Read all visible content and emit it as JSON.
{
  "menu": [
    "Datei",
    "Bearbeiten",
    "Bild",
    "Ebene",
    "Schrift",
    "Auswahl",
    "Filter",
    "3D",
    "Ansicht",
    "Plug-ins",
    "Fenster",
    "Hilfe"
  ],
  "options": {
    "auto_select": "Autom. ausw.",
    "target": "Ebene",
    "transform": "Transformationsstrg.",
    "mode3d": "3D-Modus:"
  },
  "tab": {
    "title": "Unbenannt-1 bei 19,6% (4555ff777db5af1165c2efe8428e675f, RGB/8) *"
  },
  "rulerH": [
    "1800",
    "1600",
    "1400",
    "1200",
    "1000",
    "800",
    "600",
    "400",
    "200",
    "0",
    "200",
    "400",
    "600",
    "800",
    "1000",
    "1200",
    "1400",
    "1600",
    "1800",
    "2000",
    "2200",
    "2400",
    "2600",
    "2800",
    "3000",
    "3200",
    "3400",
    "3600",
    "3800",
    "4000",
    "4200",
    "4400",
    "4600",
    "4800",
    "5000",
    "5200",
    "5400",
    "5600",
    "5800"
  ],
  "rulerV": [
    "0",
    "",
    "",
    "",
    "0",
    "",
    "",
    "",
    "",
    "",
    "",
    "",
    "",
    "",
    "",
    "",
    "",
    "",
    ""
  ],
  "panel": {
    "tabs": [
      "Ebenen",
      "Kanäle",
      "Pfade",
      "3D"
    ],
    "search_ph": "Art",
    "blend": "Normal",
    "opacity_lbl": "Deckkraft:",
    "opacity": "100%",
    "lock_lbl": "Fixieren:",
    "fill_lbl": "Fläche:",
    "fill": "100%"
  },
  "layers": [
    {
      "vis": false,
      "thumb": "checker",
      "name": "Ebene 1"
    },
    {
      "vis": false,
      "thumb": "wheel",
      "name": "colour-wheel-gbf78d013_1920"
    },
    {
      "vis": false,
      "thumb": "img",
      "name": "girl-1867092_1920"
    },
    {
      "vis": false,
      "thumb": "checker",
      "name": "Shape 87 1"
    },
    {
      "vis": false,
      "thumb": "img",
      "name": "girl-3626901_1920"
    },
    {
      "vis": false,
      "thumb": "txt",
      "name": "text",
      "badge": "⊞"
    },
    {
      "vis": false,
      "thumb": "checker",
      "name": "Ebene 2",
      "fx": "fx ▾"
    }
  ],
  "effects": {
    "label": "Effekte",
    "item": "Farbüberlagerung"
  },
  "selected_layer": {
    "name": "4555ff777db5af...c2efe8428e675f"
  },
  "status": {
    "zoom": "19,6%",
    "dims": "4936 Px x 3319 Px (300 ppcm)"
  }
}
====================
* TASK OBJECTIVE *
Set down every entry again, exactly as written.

* SOLUTION TO THE PROBLEM *
Read all visible content and emit it as JSON.
{
  "menu": [
    "Datei",
    "Bearbeiten",
    "Bild",
    "Ebene",
    "Schrift",
    "Auswahl",
    "Filter",
    "3D",
    "Ansicht",
    "Plug-ins",
    "Fenster",
    "Hilfe"
  ],
  "options": {
    "auto_select": "Autom. ausw.",
    "target": "Ebene",
    "transform": "Transformationsstrg.",
    "mode3d": "3D-Modus:"
  },
  "tab": {
    "title": "Unbenannt-1 bei 19,6% (4555ff777db5af1165c2efe8428e675f, RGB/8) *"
  },
  "rulerH": [
    "1800",
    "1600",
    "1400",
    "1200",
    "1000",
    "800",
    "600",
    "400",
    "200",
    "0",
    "200",
    "400",
    "600",
    "800",
    "1000",
    "1200",
    "1400",
    "1600",
    "1800",
    "2000",
    "2200",
    "2400",
    "2600",
    "2800",
    "3000",
    "3200",
    "3400",
    "3600",
    "3800",
    "4000",
    "4200",
    "4400",
    "4600",
    "4800",
    "5000",
    "5200",
    "5400",
    "5600",
    "5800"
  ],
  "rulerV": [
    "0",
    "",
    "",
    "",
    "0",
    "",
    "",
    "",
    "",
    "",
    "",
    "",
    "",
    "",
    "",
    "",
    "",
    "",
    ""
  ],
  "panel": {
    "tabs": [
      "Ebenen",
      "Kanäle",
      "Pfade",
      "3D"
    ],
    "search_ph": "Art",
    "blend": "Normal",
    "opacity_lbl": "Deckkraft:",
    "opacity": "100%",
    "lock_lbl": "Fixieren:",
    "fill_lbl": "Fläche:",
    "fill": "100%"
  },
  "layers": [
    {
      "vis": false,
      "thumb": "checker",
      "name": "Ebene 1"
    },
    {
      "vis": false,
      "thumb": "wheel",
      "name": "colour-wheel-gbf78d013_1920"
    },
    {
      "vis": false,
      "thumb": "img",
      "name": "girl-1867092_1920"
    },
    {
      "vis": false,
      "thumb": "checker",
      "name": "Shape 87 1"
    },
    {
      "vis": false,
      "thumb": "img",
      "name": "girl-3626901_1920"
    },
    {
      "vis": false,
      "thumb": "txt",
      "name": "text",
      "badge": "⊞"
    },
    {
      "vis": false,
      "thumb": "checker",
      "name": "Ebene 2",
      "fx": "fx ▾"
    }
  ],
  "effects": {
    "label": "Effekte",
    "item": "Farbüberlagerung"
  },
  "selected_layer": {
    "name": "4555ff777db5af...c2efe8428e675f"
  },
  "status": {
    "zoom": "19,6%",
    "dims": "4936 Px x 3319 Px (300 ppcm)"
  }
}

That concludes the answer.